Otto Struve came from astronomical royalty. His grandfather and great-grandfather had been leading astronomers in Russia. And his father was director of Kharkov Observatory in Ukraine.
Young Otto embarked on a career in astronomy as well, taking classes in astronomy and math. His academic career was interrupted by World War I, when he joined the Russian Imperial Army.
Struve returned to college after the war, and earned his degree in 1919. But conditions in that part of the world remained unstable. After the Russian revolution, a civil war was under way. And 100 years ago this month, Struve joined it.
He enlisted in the White Russian Army, which opposed the Bolsheviks. Struve was a member of the cavalry. He was wounded in action in July, and he once had his horse shot out from under him.
By late 1920, the war was lost for Struve’s army. He was evacuated to Turkey, where he spent a year and a half eating at soup kitchens. He worked at any job he could find, including lumberjacking.
Through a network of connections, though, Struve was offered a job at Yerkes Observatory, which was operated by the University of Chicago. Struve arrived in late 1921.

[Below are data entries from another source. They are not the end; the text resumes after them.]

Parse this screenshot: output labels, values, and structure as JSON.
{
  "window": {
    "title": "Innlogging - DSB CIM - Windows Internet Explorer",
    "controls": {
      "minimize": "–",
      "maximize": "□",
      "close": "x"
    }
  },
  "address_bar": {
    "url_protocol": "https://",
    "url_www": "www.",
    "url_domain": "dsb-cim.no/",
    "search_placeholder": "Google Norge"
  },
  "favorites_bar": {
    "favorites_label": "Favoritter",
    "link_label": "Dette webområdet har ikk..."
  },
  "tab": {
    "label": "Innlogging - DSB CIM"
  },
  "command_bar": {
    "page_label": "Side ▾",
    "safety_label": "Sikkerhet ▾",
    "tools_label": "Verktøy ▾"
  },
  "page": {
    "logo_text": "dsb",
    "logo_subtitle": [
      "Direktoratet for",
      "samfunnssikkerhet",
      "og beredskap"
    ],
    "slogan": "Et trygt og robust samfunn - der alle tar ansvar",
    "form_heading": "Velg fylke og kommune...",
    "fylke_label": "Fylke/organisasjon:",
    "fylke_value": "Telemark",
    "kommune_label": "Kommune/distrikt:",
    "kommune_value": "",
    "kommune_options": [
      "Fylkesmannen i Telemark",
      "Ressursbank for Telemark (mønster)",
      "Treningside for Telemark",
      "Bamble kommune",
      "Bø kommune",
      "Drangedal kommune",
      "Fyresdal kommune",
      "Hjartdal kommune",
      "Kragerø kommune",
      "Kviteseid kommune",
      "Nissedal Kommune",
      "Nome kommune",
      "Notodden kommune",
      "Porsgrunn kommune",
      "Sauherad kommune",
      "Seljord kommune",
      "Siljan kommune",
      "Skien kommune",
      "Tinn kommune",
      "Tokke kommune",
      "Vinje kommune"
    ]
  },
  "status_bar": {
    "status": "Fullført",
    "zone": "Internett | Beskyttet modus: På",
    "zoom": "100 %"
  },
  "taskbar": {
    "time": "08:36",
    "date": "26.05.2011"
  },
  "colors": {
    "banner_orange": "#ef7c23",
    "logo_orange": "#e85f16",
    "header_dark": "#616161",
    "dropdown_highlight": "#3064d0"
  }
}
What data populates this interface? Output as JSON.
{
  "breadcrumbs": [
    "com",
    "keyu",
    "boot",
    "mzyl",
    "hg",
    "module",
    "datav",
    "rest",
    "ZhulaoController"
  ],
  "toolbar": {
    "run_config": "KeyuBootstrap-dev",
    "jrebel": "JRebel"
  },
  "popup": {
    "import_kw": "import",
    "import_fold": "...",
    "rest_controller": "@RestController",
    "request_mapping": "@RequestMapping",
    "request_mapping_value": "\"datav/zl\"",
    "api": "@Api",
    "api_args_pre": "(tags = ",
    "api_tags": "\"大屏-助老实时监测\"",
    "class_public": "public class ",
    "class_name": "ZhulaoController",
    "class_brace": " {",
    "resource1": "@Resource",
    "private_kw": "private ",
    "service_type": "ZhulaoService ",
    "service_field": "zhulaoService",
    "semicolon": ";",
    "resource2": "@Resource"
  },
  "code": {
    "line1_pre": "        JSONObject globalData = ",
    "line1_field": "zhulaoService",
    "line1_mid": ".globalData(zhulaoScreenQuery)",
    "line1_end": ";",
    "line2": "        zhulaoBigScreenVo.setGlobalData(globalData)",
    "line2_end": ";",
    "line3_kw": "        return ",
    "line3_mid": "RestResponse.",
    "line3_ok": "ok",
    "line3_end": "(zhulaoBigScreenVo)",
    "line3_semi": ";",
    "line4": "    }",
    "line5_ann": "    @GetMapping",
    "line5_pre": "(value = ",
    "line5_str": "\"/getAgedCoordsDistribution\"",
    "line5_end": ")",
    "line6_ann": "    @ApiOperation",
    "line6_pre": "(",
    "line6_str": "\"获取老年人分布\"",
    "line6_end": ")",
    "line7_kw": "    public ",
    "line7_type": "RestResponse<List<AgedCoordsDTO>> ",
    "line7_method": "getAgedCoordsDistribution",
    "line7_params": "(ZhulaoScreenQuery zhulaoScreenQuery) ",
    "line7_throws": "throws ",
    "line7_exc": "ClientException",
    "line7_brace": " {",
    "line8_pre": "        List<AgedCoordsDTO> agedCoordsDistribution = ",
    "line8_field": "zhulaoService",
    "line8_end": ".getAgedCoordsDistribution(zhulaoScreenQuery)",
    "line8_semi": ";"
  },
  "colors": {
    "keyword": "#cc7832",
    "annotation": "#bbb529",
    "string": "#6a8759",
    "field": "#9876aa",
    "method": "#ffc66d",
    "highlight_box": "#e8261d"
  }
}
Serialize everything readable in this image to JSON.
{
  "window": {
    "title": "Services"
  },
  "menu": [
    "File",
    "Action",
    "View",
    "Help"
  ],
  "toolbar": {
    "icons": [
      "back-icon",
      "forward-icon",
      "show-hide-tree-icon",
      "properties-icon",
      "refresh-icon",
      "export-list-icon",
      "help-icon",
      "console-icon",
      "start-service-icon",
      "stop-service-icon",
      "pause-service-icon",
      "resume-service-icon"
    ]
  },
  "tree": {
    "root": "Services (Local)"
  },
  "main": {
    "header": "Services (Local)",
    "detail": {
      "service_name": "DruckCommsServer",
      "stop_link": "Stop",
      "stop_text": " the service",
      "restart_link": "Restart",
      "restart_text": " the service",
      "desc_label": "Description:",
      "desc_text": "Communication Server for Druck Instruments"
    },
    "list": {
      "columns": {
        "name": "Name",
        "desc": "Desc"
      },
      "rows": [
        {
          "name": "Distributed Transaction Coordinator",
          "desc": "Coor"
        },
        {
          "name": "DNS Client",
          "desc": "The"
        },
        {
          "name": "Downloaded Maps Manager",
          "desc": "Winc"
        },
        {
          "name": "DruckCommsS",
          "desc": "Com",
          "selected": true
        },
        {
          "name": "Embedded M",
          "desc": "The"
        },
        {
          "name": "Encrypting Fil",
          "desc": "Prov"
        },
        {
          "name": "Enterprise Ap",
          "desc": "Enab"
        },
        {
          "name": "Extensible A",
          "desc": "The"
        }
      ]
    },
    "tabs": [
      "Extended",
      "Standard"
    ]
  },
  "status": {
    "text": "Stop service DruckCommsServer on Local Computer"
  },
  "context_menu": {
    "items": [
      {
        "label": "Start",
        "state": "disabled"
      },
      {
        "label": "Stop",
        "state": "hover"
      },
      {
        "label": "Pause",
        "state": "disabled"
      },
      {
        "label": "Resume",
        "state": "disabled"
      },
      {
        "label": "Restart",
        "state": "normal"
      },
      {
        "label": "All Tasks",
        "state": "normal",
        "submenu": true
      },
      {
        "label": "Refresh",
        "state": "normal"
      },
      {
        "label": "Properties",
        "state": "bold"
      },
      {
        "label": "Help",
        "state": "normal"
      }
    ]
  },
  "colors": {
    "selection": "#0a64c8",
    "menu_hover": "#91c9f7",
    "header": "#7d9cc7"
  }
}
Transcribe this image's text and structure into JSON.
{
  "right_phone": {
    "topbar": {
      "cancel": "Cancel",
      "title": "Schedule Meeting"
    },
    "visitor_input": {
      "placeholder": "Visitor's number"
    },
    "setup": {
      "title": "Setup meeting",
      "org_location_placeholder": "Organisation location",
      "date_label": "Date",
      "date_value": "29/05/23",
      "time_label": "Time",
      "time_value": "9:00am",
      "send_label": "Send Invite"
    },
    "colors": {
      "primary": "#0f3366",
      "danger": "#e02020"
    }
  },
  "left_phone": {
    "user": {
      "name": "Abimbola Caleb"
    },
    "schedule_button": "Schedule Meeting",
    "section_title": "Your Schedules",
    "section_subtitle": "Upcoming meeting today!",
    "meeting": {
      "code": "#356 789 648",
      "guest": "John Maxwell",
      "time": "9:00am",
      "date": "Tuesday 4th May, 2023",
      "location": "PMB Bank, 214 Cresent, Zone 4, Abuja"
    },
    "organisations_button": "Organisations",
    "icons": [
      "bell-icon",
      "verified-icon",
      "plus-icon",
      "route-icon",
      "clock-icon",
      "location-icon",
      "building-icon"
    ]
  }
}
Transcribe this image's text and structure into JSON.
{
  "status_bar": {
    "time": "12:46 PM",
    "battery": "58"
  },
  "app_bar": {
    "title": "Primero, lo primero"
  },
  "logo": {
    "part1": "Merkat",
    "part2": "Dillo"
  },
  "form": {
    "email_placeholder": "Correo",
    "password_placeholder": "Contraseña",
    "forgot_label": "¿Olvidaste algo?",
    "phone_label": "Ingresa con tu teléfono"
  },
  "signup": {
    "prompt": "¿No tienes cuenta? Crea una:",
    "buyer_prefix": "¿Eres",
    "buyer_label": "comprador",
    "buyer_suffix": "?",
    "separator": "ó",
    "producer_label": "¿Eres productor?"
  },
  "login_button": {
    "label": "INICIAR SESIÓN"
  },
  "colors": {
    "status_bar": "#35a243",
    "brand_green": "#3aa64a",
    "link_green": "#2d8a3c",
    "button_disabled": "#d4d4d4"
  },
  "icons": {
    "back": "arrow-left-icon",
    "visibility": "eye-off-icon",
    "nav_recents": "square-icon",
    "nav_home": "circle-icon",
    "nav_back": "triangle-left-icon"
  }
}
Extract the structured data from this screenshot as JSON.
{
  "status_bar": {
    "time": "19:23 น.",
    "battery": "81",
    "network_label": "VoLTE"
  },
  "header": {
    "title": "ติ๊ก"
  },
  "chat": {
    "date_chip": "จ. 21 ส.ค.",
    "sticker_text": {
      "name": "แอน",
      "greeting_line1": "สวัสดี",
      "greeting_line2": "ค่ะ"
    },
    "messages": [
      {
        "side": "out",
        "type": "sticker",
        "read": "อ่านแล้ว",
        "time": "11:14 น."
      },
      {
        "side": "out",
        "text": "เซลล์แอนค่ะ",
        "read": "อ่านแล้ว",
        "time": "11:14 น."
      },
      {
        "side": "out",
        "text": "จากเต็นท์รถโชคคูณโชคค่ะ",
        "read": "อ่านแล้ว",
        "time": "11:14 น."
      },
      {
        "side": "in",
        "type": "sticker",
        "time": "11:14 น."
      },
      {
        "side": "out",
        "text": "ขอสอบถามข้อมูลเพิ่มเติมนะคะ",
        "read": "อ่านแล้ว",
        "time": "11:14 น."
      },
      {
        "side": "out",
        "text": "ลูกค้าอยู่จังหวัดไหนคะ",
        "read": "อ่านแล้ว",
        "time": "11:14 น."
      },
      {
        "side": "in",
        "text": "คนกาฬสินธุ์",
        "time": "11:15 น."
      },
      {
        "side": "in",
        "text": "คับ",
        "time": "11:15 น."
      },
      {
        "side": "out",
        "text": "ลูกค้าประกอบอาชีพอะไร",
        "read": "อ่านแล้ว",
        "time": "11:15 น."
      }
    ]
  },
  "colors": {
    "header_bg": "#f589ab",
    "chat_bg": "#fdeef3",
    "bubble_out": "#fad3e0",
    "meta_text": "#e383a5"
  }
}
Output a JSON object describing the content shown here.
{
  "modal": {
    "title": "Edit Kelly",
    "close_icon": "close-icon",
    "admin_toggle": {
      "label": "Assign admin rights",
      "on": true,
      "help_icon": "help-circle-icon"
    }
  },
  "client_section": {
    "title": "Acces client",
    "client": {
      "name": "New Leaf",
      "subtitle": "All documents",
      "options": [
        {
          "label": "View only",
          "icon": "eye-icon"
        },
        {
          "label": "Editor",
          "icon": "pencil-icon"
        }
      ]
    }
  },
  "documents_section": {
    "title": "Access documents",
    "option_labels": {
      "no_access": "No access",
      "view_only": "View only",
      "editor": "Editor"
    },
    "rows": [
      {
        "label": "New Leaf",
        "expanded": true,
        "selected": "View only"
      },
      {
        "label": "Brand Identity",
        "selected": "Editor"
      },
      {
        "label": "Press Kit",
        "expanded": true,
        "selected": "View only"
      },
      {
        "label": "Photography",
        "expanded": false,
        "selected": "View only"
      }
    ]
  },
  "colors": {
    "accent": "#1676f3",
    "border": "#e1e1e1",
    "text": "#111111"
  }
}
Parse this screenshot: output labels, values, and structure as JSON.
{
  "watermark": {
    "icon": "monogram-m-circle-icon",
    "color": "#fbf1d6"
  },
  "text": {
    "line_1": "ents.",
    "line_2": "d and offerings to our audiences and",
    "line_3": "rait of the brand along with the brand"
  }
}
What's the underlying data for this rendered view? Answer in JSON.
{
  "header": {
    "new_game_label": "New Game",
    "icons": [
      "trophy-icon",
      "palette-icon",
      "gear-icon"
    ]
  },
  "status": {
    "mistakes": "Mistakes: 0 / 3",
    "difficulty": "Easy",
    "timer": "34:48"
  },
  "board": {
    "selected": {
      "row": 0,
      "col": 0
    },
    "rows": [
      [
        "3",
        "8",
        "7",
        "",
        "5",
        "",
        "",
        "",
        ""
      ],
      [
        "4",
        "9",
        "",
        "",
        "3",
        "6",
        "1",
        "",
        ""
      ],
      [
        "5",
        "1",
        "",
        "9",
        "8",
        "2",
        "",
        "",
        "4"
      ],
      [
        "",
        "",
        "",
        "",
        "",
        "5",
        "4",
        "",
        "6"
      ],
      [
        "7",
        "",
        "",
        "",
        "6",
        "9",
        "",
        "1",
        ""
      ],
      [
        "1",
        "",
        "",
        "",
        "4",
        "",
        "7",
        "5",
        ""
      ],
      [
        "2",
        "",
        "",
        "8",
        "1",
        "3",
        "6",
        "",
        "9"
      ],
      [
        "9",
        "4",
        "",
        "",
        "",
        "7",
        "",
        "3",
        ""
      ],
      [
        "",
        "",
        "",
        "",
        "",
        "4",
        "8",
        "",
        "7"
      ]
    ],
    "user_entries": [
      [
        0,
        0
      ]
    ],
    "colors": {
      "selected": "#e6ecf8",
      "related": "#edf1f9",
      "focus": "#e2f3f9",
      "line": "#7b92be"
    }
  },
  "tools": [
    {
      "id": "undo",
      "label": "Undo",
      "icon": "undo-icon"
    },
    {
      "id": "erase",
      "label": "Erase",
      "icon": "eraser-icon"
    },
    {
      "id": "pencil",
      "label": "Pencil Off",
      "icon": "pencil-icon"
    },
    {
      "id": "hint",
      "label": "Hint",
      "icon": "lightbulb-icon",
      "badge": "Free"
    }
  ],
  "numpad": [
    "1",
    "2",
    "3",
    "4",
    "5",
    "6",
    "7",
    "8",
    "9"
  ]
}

By 1932, he was directing the observatory. And that year, Chicago signed a deal with the University of Texas to operate the new observatory it was planning. Struve led the observatory’s construction, and he became its director — the first director of McDonald Observatory.
Script by Damond Benningfield